*** DATA FOR THIS EXERCISE Section Begins ***
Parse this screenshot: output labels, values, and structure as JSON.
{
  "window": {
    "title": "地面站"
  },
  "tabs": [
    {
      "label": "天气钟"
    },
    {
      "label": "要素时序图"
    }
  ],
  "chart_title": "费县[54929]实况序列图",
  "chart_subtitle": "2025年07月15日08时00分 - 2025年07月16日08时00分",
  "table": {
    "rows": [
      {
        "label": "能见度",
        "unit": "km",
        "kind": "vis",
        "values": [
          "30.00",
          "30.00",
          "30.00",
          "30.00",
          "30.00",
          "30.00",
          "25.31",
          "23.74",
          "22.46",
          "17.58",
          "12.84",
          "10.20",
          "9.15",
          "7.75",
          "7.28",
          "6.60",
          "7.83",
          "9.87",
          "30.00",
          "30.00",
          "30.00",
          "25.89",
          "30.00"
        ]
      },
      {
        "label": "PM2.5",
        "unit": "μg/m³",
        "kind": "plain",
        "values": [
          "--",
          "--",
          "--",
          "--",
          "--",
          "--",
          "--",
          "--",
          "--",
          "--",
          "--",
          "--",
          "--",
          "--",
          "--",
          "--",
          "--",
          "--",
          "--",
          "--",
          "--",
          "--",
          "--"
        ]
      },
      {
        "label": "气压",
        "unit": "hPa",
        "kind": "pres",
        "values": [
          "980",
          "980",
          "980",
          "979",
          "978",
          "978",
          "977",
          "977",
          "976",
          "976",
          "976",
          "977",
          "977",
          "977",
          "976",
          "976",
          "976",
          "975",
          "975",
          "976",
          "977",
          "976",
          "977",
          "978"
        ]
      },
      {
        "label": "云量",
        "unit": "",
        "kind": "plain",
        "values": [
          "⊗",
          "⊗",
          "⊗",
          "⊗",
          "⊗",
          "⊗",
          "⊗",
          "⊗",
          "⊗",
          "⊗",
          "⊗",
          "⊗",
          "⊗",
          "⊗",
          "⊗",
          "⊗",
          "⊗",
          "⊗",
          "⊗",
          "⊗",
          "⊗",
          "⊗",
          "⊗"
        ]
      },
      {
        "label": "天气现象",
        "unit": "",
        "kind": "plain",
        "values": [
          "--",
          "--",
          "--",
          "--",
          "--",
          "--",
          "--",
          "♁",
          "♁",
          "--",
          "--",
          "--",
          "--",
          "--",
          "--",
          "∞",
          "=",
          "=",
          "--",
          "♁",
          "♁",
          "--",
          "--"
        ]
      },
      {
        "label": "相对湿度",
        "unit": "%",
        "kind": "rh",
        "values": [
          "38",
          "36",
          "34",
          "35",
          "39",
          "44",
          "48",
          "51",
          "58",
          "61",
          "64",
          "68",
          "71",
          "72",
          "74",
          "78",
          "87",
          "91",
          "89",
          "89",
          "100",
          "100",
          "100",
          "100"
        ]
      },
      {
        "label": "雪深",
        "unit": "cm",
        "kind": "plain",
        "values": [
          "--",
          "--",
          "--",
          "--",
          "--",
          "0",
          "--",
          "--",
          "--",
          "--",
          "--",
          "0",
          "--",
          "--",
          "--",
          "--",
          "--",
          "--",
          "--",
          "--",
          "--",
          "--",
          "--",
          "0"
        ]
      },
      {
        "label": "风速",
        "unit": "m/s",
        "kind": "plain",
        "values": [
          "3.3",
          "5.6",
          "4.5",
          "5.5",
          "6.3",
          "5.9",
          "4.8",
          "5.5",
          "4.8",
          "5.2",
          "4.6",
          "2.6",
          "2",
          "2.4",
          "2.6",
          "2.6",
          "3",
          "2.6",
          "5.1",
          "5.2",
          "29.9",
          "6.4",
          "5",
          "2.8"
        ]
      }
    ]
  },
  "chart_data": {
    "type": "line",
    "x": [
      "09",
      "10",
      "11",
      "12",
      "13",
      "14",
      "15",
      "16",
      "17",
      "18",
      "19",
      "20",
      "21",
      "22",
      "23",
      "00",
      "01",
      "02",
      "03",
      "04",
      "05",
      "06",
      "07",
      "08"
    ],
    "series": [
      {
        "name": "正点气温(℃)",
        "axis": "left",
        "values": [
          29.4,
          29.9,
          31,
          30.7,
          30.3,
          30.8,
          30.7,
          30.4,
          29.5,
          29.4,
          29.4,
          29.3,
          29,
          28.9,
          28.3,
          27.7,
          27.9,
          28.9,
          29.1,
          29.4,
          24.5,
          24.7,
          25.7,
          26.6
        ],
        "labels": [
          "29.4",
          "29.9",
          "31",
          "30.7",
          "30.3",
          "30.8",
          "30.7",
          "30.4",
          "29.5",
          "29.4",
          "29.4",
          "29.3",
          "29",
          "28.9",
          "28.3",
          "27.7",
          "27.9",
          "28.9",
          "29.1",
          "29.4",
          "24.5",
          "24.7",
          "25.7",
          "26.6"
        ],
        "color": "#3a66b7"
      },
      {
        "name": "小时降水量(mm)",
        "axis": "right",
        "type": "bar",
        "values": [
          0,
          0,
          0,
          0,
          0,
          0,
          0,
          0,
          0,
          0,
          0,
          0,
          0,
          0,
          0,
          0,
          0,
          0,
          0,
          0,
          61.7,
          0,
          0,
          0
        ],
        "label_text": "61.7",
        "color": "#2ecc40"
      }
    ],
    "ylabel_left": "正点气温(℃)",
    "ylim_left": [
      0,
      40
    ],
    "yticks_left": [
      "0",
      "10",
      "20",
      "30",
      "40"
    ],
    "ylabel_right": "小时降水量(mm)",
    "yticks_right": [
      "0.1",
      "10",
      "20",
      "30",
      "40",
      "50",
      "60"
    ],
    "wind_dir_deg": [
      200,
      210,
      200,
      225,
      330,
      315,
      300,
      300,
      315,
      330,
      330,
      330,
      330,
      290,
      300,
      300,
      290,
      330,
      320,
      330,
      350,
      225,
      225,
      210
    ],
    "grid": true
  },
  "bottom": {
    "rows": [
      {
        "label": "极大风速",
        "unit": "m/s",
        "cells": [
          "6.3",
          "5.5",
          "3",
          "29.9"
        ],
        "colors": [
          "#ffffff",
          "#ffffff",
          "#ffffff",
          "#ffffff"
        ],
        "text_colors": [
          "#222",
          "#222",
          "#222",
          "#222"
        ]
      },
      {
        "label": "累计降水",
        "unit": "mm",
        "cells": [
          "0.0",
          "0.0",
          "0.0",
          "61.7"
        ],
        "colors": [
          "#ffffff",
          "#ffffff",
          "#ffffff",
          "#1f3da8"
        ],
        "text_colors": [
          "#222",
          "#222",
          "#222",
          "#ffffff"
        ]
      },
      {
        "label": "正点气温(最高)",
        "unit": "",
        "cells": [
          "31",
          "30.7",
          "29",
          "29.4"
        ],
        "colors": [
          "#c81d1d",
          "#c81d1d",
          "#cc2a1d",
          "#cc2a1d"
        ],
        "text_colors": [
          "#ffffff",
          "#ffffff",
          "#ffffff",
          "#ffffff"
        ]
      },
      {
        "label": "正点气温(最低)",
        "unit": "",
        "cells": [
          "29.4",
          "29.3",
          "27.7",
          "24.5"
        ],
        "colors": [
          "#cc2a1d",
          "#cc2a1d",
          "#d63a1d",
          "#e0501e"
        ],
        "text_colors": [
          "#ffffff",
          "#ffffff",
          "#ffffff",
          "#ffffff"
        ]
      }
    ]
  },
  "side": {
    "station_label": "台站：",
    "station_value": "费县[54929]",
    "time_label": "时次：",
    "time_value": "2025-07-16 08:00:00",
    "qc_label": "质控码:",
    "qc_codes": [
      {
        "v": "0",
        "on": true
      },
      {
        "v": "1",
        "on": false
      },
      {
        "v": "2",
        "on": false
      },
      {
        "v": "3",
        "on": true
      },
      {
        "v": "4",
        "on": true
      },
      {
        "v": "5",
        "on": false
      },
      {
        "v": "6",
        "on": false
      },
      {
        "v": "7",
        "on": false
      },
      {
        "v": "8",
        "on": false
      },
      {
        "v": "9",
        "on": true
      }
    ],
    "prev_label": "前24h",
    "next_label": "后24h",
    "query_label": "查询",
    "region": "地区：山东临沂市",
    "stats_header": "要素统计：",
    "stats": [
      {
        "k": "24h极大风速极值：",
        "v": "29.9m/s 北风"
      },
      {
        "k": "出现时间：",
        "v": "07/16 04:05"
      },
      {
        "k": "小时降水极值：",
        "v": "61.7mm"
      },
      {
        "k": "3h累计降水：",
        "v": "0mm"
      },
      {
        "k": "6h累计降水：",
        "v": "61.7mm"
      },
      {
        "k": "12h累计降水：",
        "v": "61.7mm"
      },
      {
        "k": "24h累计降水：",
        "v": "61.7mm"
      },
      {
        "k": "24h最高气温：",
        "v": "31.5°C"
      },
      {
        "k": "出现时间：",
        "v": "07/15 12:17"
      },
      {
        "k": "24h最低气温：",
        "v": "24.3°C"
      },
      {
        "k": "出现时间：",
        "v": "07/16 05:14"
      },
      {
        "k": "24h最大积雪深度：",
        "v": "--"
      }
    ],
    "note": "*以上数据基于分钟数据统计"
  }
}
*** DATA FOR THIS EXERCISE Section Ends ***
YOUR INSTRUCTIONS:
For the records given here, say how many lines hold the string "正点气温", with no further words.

OUTPUT OF THE TASK:
4